With many of my regular customers, I’d be lying if I said them all, I felt a connection.

Perhaps it was just being in the same place at the same time, over and over again, but is it not a connection nonetheless? For some, this may be the UPS guy who comes into your office everyday or the sandwich shop girl who makes your meal the moment she sees you coming. These connections, while seemingly random and lacking in depth, can be very real and meaningful.

So this blog is dedicated to those connections I made while at my last job. Due to circumstances outside my control, I was unable to say goodbye to most of them and they went from being in my life for years to being someone I’ll probably never see or talk to again, unless our paths just happen to cross… And while this is what it is, and life will go on and I’ll likely forget many of these people, the connection we shared will always exist and just maybe, we’re all the better for it.

I think I am.

So Cheers!

to the pretty lady who sat at the counter, ordered quickly and treated everyone with respect and a smile;
to the silent businessman who appreciated good service and being left alone;
to the adorable senior citizen couple who were both sharp, witty and kind;
to the vendor who came in for a pulled pork sandwich every now and then and told us about his poker games;
to the couple who were outside the door exactly at open so they could get the booth;
to the business lady who kept to herself but let you know she appreciated you remembering her order;
to the lawyer who became part of our restaurant family;
to the outspoken Italian who still came in after the passing of his dear significant other:
to the woman who was his significant other, who had become my friend before she left us, RIP Andy;
to the group of guys who came in, ate quick and made you laugh;
to the owners of the building the restaurant was in, who were cool and respectful;
and to the guy who came in for the same to-go and always made a point to say hello.

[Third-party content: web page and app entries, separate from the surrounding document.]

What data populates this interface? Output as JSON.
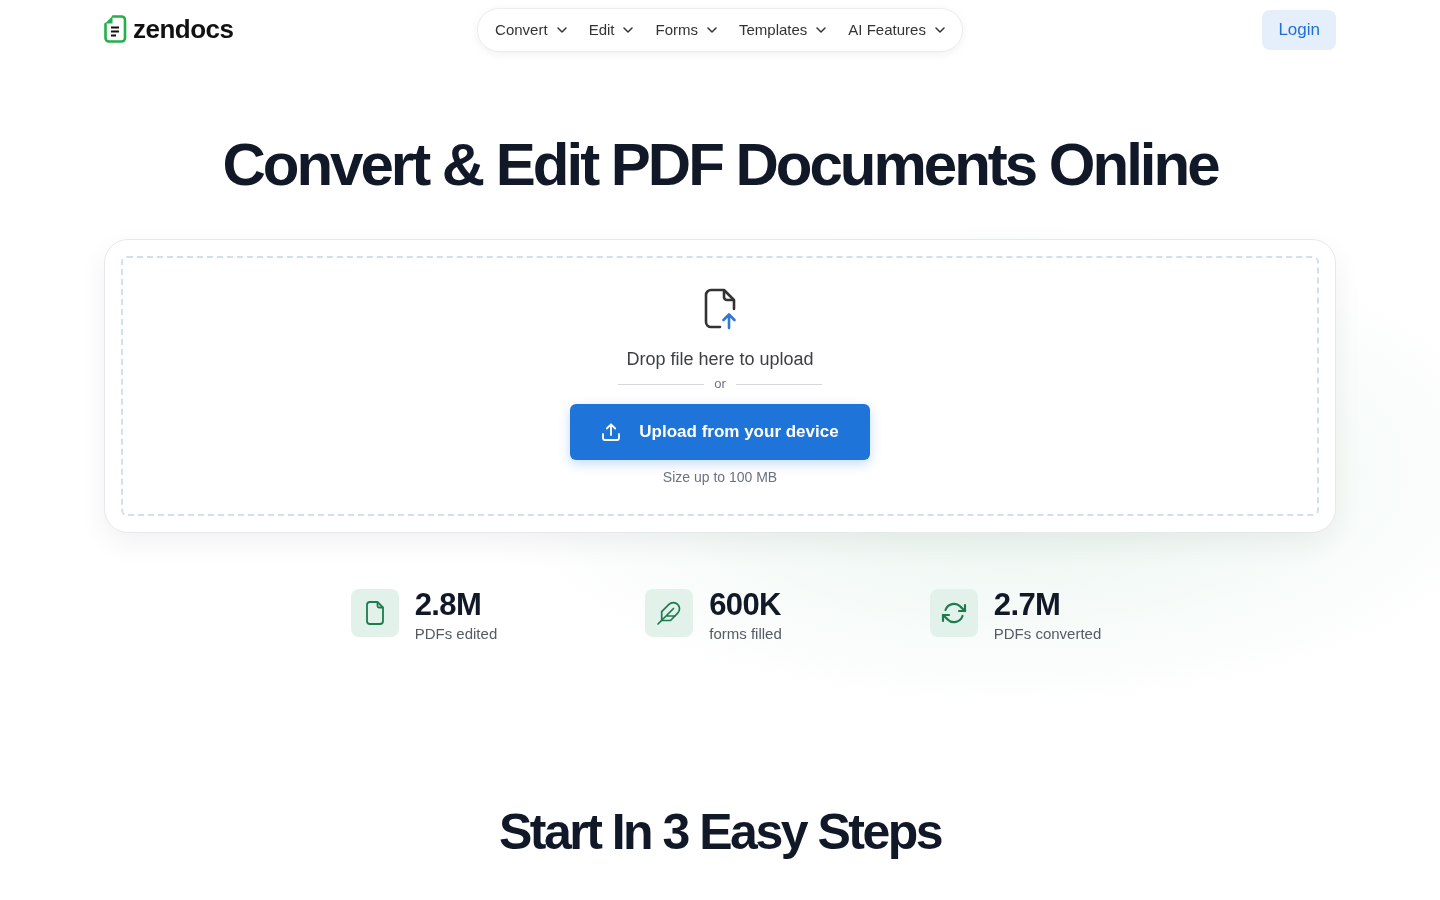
{
  "header": {
    "logo": {
      "text": "zendocs"
    },
    "nav": [
      {
        "label": "Convert"
      },
      {
        "label": "Edit"
      },
      {
        "label": "Forms"
      },
      {
        "label": "Templates"
      },
      {
        "label": "AI Features"
      }
    ],
    "login": "Login"
  },
  "hero": {
    "title": "Convert & Edit PDF Documents Online"
  },
  "upload": {
    "prompt": "Drop file here to upload",
    "divider": "or",
    "button": "Upload from your device",
    "note": "Size up to 100 MB"
  },
  "stats": [
    {
      "kind": "document",
      "value": "2.8M",
      "label": "PDFs edited"
    },
    {
      "kind": "feather",
      "value": "600K",
      "label": "forms filled"
    },
    {
      "kind": "refresh",
      "value": "2.7M",
      "label": "PDFs converted"
    }
  ],
  "steps": {
    "title": "Start In 3 Easy Steps"
  }
}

Some rules are made to be broken.

A couple of days ago, I walked into a restaurant with the boy who I’m dating. When the host seated us, my date asked if we could have a table where we could sit next to each other rather than across from each other.

I paused.

Hold the phone.

First, allow me to explain. I’m an ex-server. I’ve waited tables for more years than the average three-year old can count up to and therefore, I know the rules of serving. And one of them, which most servers would back me on in a heartbeat is this: sit where the host seats you and don’t ask for a table with more chairs than your party is going to sit in.

Dilemma though.

Truth is, I wanted to sit next to him. Plain and simple. So I glanced around and saw there were several open tables and so I justified it in my head. But this got me thinking about rules. Are some to be broken? Or do we break them only when it’s convenient to us?

Well, I decided this. Considering it was nice to sit near him, that I want to do it again and that I liked how he asked for a table in which we could do so, I figure some rules are meant to be broken.


I am now taking that one off my server rules list. Let couples sit near each other! I will never again roll my eyes at the thought, even if they take up my four top.